If blood appears at the injection site, press lightly with a cotton swab. Do not rub the area.
You may see a drop of insulin at the needle tip after injecting. This is normal and does not affect your dose.
Always watch the dose counter to know how many units you inject.
The dose counter will show the exact number of units. Do not count the pen clicks.
Hold the dose button down until the dose counter returns to 0 after the injection. If the dose counter stops before it returns to 0, the full dose has not been delivered, which may result in too high blood sugar level.
5. After your injection: A. Lead the needle tip into the outer needle cap on a flat surface without touching the needle or the outer cap.
B. Once the needle is covered, carefully push the outer needle cap completely on.
Unscrew the needle and dispose of it carefully.
C. Put the pen cap on your pen after each use to protect the insulin from light.
Always dispose of the needle after each injection. This reduces the risk of contamination, infection, leakage of insulin, blocked needles and inaccurate dosing. If the needle is blocked, you will not inject any insulin.
When the pen is empty, throw it away without a needle on as instructed by your doctor, nurse, pharmacist or local authorities.
Never try to put the inner needle cap back on the needle. You may stick yourself with the needle.
Always remove the needle after each injection and store your pen without the needle attached. This reduces the risk of contamination, infection, leakage of insulin, blocked needles and inaccurate dosing.
6. How much insulin is left: A. The insulin scale shows you approximately how much insulin is left in your pen.
B. To see precisely how much insulin is left, use the dose counter.
Turn the dose selector until the dose counter stops. If it shows 80, at least 80 units are left in your pen.
If it shows less than 80, the number shown is the number of units left in your pen. Turn the dose selector back until the dose counter shows 0.
If you need more insulin than the units left in your pen, you can split your dose between two pens.
Be very careful to calculate correctly if splitting your dose.
If in doubt, take the full dose with a new pen. If you split the dose wrong, you will inject too little or too much insulin, which can lead to too high or too low blood sugar level.
Further important information: Always keep your pen with you.
Always carry an extra pen and new needles with you, in case of loss or damage.
Always keep your pen and needles out of sight and reach of others, especially children.
Never share your pen or your needles with other people.

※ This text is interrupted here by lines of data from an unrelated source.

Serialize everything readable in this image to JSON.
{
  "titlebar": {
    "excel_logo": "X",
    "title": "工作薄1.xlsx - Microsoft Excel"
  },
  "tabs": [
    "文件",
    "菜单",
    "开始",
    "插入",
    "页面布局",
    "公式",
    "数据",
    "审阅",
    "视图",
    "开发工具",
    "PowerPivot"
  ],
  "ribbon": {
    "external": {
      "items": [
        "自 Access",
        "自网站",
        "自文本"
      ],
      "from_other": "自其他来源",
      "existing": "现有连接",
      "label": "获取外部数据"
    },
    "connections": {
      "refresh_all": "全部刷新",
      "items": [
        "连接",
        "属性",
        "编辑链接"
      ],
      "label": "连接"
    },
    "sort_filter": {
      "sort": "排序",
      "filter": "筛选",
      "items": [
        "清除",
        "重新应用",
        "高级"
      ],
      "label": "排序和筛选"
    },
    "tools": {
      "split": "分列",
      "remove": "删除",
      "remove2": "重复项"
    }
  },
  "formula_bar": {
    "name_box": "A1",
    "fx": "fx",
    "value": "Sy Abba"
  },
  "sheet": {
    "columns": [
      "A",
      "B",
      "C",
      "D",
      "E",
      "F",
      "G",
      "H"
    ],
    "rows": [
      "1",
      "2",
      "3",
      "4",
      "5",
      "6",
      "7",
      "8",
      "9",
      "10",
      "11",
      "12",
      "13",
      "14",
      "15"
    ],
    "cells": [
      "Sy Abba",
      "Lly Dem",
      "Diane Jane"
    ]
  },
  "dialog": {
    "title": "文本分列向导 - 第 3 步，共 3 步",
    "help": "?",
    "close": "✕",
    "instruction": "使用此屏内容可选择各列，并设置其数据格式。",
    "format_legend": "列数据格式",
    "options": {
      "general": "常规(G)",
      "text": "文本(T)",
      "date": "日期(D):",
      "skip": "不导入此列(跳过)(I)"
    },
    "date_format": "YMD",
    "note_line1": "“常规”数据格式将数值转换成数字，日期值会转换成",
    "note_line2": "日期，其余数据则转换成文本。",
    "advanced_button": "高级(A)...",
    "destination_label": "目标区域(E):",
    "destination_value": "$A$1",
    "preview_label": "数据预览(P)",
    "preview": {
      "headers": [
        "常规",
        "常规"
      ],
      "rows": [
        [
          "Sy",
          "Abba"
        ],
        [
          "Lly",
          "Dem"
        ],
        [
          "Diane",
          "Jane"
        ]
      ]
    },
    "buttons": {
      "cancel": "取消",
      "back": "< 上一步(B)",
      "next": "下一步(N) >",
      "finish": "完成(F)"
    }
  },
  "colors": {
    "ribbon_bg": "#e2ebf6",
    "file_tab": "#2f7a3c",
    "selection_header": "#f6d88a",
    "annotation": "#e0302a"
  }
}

It might lead to cross-infection.
Never share your pen with other people. Your medicine might be harmful to their health.
Caregivers must be very careful when handling used needles - to reduce the risk of needle injury and cross-infection.
Caring for your pen: Treat your pen with care. Rough handling or misuse may cause inaccurate dosing, which can lead to too high or too low blood sugar level.
Do not leave the pen in a car or other place where it can get too hot or too cold.
Do not expose your pen to dust, dirt or liquid.
Do not wash, soak or lubricate your pen. If necessary, clean it with mild detergent on a moistened cloth.
Do not drop your pen or knock it against hard surfaces.
If you drop it or suspect a problem, attach a new needle and check the insulin flow before you inject.
Do not try to refill your pen. Once empty, it must be disposed of.
Do not try to repair your pen or pull it apart.
Register or sign in to continue
Asia's one-stop resource for medical news, clinical reference and education
Sign up for free
Already a member? Sign in